Ashley: As a socially conscious bookstore, we are interested in collaborating within the community, and connecting people with really good organizations. We have space for events and meetings, so we thought it would be really great to partner with other organizations to co-host events. The Seed Award helps pay for events if we need to stay open extra hours, print PR materials, and provide food and beverages.

What are some of the events you’ve hosted?

Ashley: We have about a dozen local organizations we partner with, from the Women and Girls Foundation to Planned Parenthood to Burgh Bees to Bloomfield Anarchist Action—so many! We’re having an event in late September in collaboration with Burgh Bees and Tammy Horn, an author who wrote a book about women and beekeeping. In addition to her reading and conversation, there’s going to be a honey and tea tasting.

The Community Curation Program is really exciting. It not only brings people to us, but I get to go out to Burgh Bees and say, “You are a nonprofit that I know and love, and I’d really like to involve you in this other part of my life, this radical bookstore.”

What are the “big ideas” that the bookstore promotes?

Lars: We try to represent as many sides of social and political struggle as there are. We’ve requested a book list from all of our partner organizations; it’s made our selection far more well-rounded.  For instance, the latest book list I got was from Planned Parenthood; they submitted books ranging from fiction to health and feminism.

Ashley: The reading here provides a lot of views of how people can live whether it’s through D.I.Y. or green techniques, or how different people express their social, political, even spiritual beliefs. And when it comes to anarchism, we try to be approachable, so that people can learn more about its history, continued misrepresentation in mainstream media, and how truly expansive and inclusive it can be.

What prompted your move to a new location and new business model?

Lars: The Big Idea used to be a collective with an open membership. There were a couple issues with that model—we had insanely high turnover, and because of that, the responsibility fell on the people who were there the longest. In 2011, we had our first business meeting to figure out how to transition to a closed cooperative. Now, there are 8 worker owners. We’re looking to expand.

The Big Idea initially shared space with the Roboto Project in Wilkinsburg, and moved to Bloomfield in 2004. The space at 504 Millvale Avenue was so small with no air conditioning. The idea of coming here was that we could expand our book selection, start a café, and have more events. The first night that we held an event, we literally outgrew the space. It was an event for Robert King, a former black panther. We had to turn people away because it was so packed.

Congrats on your recent B Corp designation! You’re one of only two B corps in Pittsburgh, right?

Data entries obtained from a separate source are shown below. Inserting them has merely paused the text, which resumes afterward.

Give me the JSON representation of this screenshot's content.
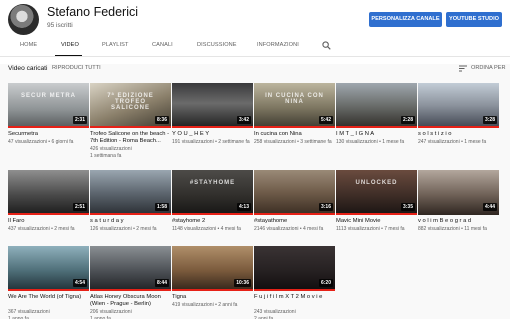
{
  "channel": {
    "name": "Stefano Federici",
    "subscribers": "95 iscritti",
    "customize_label": "PERSONALIZZA CANALE",
    "studio_label": "YOUTUBE STUDIO"
  },
  "tabs": [
    {
      "label": "HOME"
    },
    {
      "label": "VIDEO"
    },
    {
      "label": "PLAYLIST"
    },
    {
      "label": "CANALI"
    },
    {
      "label": "DISCUSSIONE"
    },
    {
      "label": "INFORMAZIONI"
    }
  ],
  "section": {
    "title": "Video caricati",
    "play_all": "RIPRODUCI TUTTI",
    "sort_label": "ORDINA PER"
  },
  "colors": {
    "accent_blue": "#2f6fcf",
    "progress_red": "#e62117"
  },
  "videos": [
    {
      "title": "Securmetra",
      "views": "47 visualizzazioni",
      "age": "6 giorni fa",
      "duration": "2:31",
      "watched": 1.0,
      "thumb_text": "SECUR METRA"
    },
    {
      "title": "Trofeo Salicone on the beach - 7th Edition - Roma Beach...",
      "views": "426 visualizzazioni",
      "age": "1 settimana fa",
      "duration": "8:36",
      "watched": 1.0,
      "thumb_text": "7ª EDIZIONE TROFEO SALICONE"
    },
    {
      "title": "Y O U _ H E Y",
      "views": "191 visualizzazioni",
      "age": "2 settimane fa",
      "duration": "3:42",
      "watched": 1.0,
      "thumb_text": ""
    },
    {
      "title": "In cucina con Nina",
      "views": "258 visualizzazioni",
      "age": "3 settimane fa",
      "duration": "5:42",
      "watched": 1.0,
      "thumb_text": "IN CUCINA CON NINA"
    },
    {
      "title": "I M T _ I G N A",
      "views": "130 visualizzazioni",
      "age": "1 mese fa",
      "duration": "2:28",
      "watched": 1.0,
      "thumb_text": ""
    },
    {
      "title": "s o l s t i z i o",
      "views": "247 visualizzazioni",
      "age": "1 mese fa",
      "duration": "3:28",
      "watched": 1.0,
      "thumb_text": ""
    },
    {
      "title": "Il Faro",
      "views": "437 visualizzazioni",
      "age": "2 mesi fa",
      "duration": "2:51",
      "watched": 1.0,
      "thumb_text": ""
    },
    {
      "title": "s a t u r d a y",
      "views": "126 visualizzazioni",
      "age": "2 mesi fa",
      "duration": "1:58",
      "watched": 1.0,
      "thumb_text": ""
    },
    {
      "title": "#stayhome 2",
      "views": "1148 visualizzazioni",
      "age": "4 mesi fa",
      "duration": "4:13",
      "watched": 1.0,
      "thumb_text": "#STAYHOME"
    },
    {
      "title": "#stayathome",
      "views": "2146 visualizzazioni",
      "age": "4 mesi fa",
      "duration": "3:16",
      "watched": 1.0,
      "thumb_text": ""
    },
    {
      "title": "Mavic Mini Movie",
      "views": "1113 visualizzazioni",
      "age": "7 mesi fa",
      "duration": "3:35",
      "watched": 1.0,
      "thumb_text": "UNLOCKED"
    },
    {
      "title": "v o l i m B e o g r a d",
      "views": "882 visualizzazioni",
      "age": "11 mesi fa",
      "duration": "4:44",
      "watched": 0.0,
      "thumb_text": ""
    },
    {
      "title": "We Are The World (of Tigna)",
      "views": "367 visualizzazioni",
      "age": "1 anno fa",
      "duration": "4:54",
      "watched": 1.0,
      "thumb_text": ""
    },
    {
      "title": "Atlas Honey Obscura Moon (Wien - Prague - Berlin)",
      "views": "206 visualizzazioni",
      "age": "1 anno fa",
      "duration": "8:44",
      "watched": 1.0,
      "thumb_text": ""
    },
    {
      "title": "Tigna",
      "views": "419 visualizzazioni",
      "age": "2 anni fa",
      "duration": "10:36",
      "watched": 1.0,
      "thumb_text": ""
    },
    {
      "title": "F u j i f i l m X T 2 M o v i e",
      "views": "243 visualizzazioni",
      "age": "2 anni fa",
      "duration": "6:20",
      "watched": 1.0,
      "thumb_text": ""
    }
  ]
}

Lars: Yes, our lawyer wanted to make us one of the first in Pennsylvania to become incorporated. It kind of fell into our lap.

Ashley: A benefit corporation, or B Corp, is meant to straddle that weird area between nonprofit and for profit, because there’s definitely a middle ground where you are earning money but not interested in excessive growth. I feel like we—and B Corps in general—are more community and sustainability focused.

Any hopes and dreams for the Big Idea?

Lars: It would be nice if we could have book clubs or a children’s hour. There’s an endless amount of things we could be doing if we just had enough people.

Ashley: One day, a zine library. I would love to have more readings with local authors, and an event that happens weekly or bi-weekly or monthly. Now that we have fallen into a nice, solid rhythm, we can look into doing fun things like that.

Visit The Big Idea online for more information, including a calendar of upcoming events and activities. They’ve got something for (almost) everyone!

Written by Courtney Patterson